Quote from: lightarrow on 14/04/2008 18:37:04If it could be possible to enlighten an atom (let's say as big as 10-10 m) and see it through a 1 mm lens using visible light (500 nm) at 10 atoms' distance, the resolution would be 5*10-13 m, that is you could see 500 parts of that atom.I suspect that you're using Fresnel diffraction theory (i.e. the resolution is ~λf/a, where f is the focal length, and a is the lens diameter). However, you're far too close to the lens to use Fresnel diffraction, which requires that the angle that your lens subtends as you look at it from the focal point be small. You'll need to do a full electromagnetic treatment of how the field interacts with the lens in order to calculate what you'll see at such a short distance. My guess is that any image will be swamped out by evanescent field components (which quickly decay as you move further from the lens). I don't know what kind of information you can extract from an image like that, but it certainly won't be a traditional "image" of the atom.Now, if you want to use Fresnel diffraction theory, you need to be roughly paraxial. For simplicity you could assume that your lens diameter and lens-to-image distance are approximately the same. In that case, the smallest feature you can image is ~λ, the wavelength of the light.

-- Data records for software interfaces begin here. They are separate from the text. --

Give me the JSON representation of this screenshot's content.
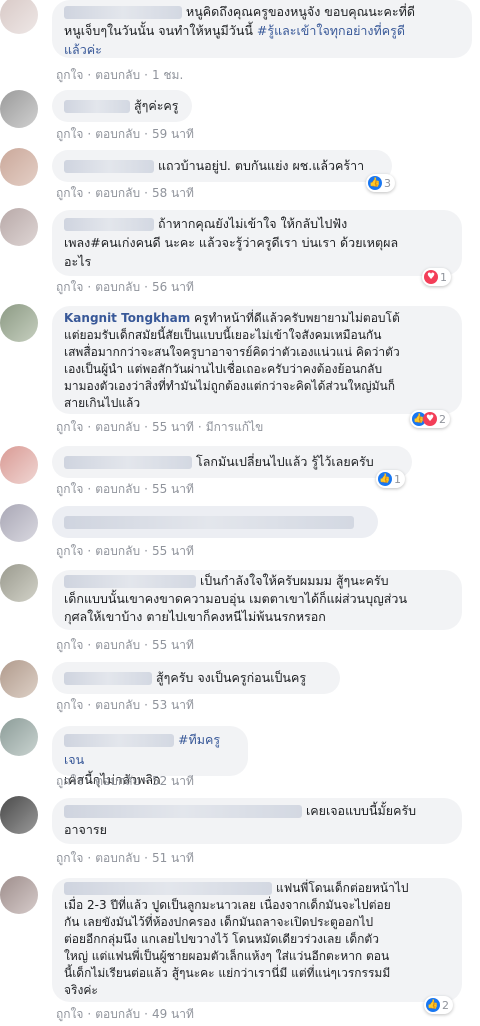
{
  "action_like": "ถูกใจ",
  "action_reply": "ตอบกลับ",
  "action_edited": "มีการแก้ไข",
  "separator": "·",
  "like_icon": "like-icon",
  "love_icon": "love-icon",
  "comments": [
    {
      "author": "",
      "text_lines": [
        "หนูคิดถึงคุณครูของหนูจัง ขอบคุณนะคะที่ดี",
        "หนูเจ็บๆในวันนั้น จนทำให้หนูมีวันนี้ "
      ],
      "tag": "#รู้และเข้าใจทุกอย่างที่ครูดี",
      "tag2": "แล้วค่ะ",
      "time": "1 ชม."
    },
    {
      "author": "",
      "text": "สู้ๆค่ะครู",
      "time": "59 นาที"
    },
    {
      "author": "",
      "text": "แถวบ้านอยู่ป. ตบกันแย่ง ผช.แล้วคร้าา",
      "time": "58 นาที",
      "reaction_count": "3"
    },
    {
      "author": "",
      "text_lines": [
        "ถ้าหากคุณยังไม่เข้าใจ ให้กลับไปฟัง",
        "เพลง#คนเก่งคนดี นะคะ แล้วจะรู้ว่าครูดีเรา บ่นเรา ด้วยเหตุผล",
        "อะไร"
      ],
      "time": "56 นาที",
      "reaction_count": "1"
    },
    {
      "author": "Kangnit Tongkham",
      "text_lines": [
        "ครูทำหน้าที่ดีแล้วครับพยายามไม่ตอบโต้",
        "แต่ยอมรับเด็กสมัยนี้สัยเป็นแบบนี้เยอะไม่เข้าใจสังคมเหมือนกัน",
        "เสพสื่อมากกว่าจะสนใจครูบาอาจารย์คิดว่าตัวเองแน่วแน่ คิดว่าตัว",
        "เองเป็นผู้นำ แต่พอสักวันผ่านไปเชื่อเถอะครับว่าคงต้องย้อนกลับ",
        "มามองตัวเองว่าสิ่งที่ทำมันไม่ถูกต้องแต่กว่าจะคิดได้ส่วนใหญ่มันก็",
        "สายเกินไปแล้ว"
      ],
      "time": "55 นาที",
      "reaction_count": "2"
    },
    {
      "author": "",
      "text": "โลกมันเปลี่ยนไปแล้ว รู้ไว้เลยครับ",
      "time": "55 นาที",
      "reaction_count": "1"
    },
    {
      "author": "",
      "text": "",
      "time": "55 นาที"
    },
    {
      "author": "",
      "text_lines": [
        "เป็นกำลังใจให้ครับผมมม สู้ๆนะครับ",
        "เด็กแบบนั้นเขาคงขาดความอบอุ่น เมตตาเขาได้ก็แผ่ส่วนบุญส่วน",
        "กุศลให้เขาบ้าง ตายไปเขาก็คงหนีไม่พ้นนรกหรอก"
      ],
      "time": "55 นาที"
    },
    {
      "author": "",
      "text": "สู้ๆครับ จงเป็นครูก่อนเป็นครู",
      "time": "53 นาที"
    },
    {
      "author": "",
      "tag": "#ทีมครูเจน",
      "text": "เคสนี้กุไม่กลัวพลิก",
      "time": "52 นาที"
    },
    {
      "author": "",
      "text_lines": [
        "เคยเจอแบบนี้มั้ยครับ",
        "อาจารย"
      ],
      "time": "51 นาที"
    },
    {
      "author": "",
      "text_lines": [
        "แฟนพี่โดนเด็กต่อยหน้าไป",
        "เมื่อ 2-3 ปีที่แล้ว ปูดเป็นลูกมะนาวเลย เนื่องจากเด็กมันจะไปต่อย",
        "กัน เลยขังมันไว้ที่ห้องปกครอง เด็กมันถลาจะเปิดประตูออกไป",
        "ต่อยอีกกลุ่มนึง แกเลยไปขวางไว้ โดนหมัดเดียวร่วงเลย เด็กตัว",
        "ใหญ่ แต่แฟนพี่เป็นผู้ชายผอมตัวเล็กแห้งๆ ใส่แว่นอีกตะหาก ตอน",
        "นี้เด็กไม่เรียนต่อแล้ว สู้ๆนะคะ แย่กว่าเรานี่มี แต่ที่แน่ๆเวรกรรมมี",
        "จริงค่ะ"
      ],
      "time": "49 นาที",
      "reaction_count": "2"
    }
  ]
}
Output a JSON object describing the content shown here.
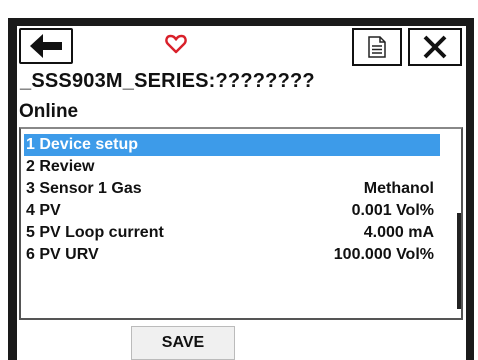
{
  "header": {
    "back_icon": "arrow-left-icon",
    "favorite_icon": "heart-outline-icon",
    "document_icon": "document-icon",
    "close_icon": "close-x-icon"
  },
  "device_title": "_SSS903M_SERIES:????????",
  "status": "Online",
  "menu": {
    "items": [
      {
        "label": "1 Device setup",
        "value": "",
        "selected": true
      },
      {
        "label": "2 Review",
        "value": "",
        "selected": false
      },
      {
        "label": "3 Sensor 1 Gas",
        "value": "Methanol",
        "selected": false
      },
      {
        "label": "4 PV",
        "value": "0.001 Vol%",
        "selected": false
      },
      {
        "label": "5 PV Loop current",
        "value": "4.000 mA",
        "selected": false
      },
      {
        "label": "6 PV URV",
        "value": "100.000 Vol%",
        "selected": false
      }
    ]
  },
  "footer": {
    "save_label": "SAVE"
  },
  "colors": {
    "selection": "#3d9be9",
    "heart": "#d9202a",
    "frame": "#1a1a1a"
  }
}
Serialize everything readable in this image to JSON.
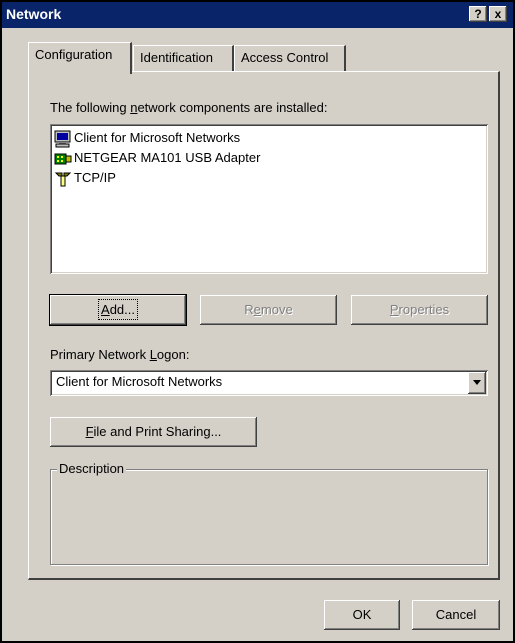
{
  "window": {
    "title": "Network",
    "help_label": "?",
    "close_label": "x"
  },
  "tabs": [
    {
      "label": "Configuration",
      "active": true
    },
    {
      "label": "Identification",
      "active": false
    },
    {
      "label": "Access Control",
      "active": false
    }
  ],
  "components": {
    "label_pre": "The following ",
    "label_key": "n",
    "label_post": "etwork components are installed:",
    "items": [
      {
        "label": "Client for Microsoft Networks",
        "icon": "network-client-icon"
      },
      {
        "label": "NETGEAR MA101 USB Adapter",
        "icon": "network-adapter-icon"
      },
      {
        "label": "TCP/IP",
        "icon": "protocol-icon"
      }
    ]
  },
  "buttons": {
    "add_key": "A",
    "add_rest": "dd...",
    "remove_pre": "R",
    "remove_key": "e",
    "remove_rest": "move",
    "properties_key": "P",
    "properties_rest": "roperties",
    "file_print_key": "F",
    "file_print_rest": "ile and Print Sharing...",
    "ok": "OK",
    "cancel": "Cancel"
  },
  "logon": {
    "label_pre": "Primary Network ",
    "label_key": "L",
    "label_post": "ogon:",
    "selected": "Client for Microsoft Networks"
  },
  "description": {
    "title": "Description",
    "text": ""
  },
  "colors": {
    "titlebar": "#0a246a",
    "face": "#d4d0c8",
    "disabled_text": "#808080"
  }
}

Everything correct, but, again, I don't understand why should theoretically be impossible to have an atom's image.
As someone who wrote software to process images from an STM way back in ... 1988-1990, allow me to explain. In principle, you have a very fine probe "needle" tip (typically made of tungsten) and a conducting surface to observe. The needle tip is typically mounted on a 3-axis piezo transducer, so applying a high voltage to the piezo moves the tip around on a very fine scale. You may have a second, larger, piezo transducer and/or mechanical means to get coarse "tip-approach" control...
What amazes me about it is that you can get such a fine "needle" tip and move it with such precision.How fine must the tip be to move just one atom only?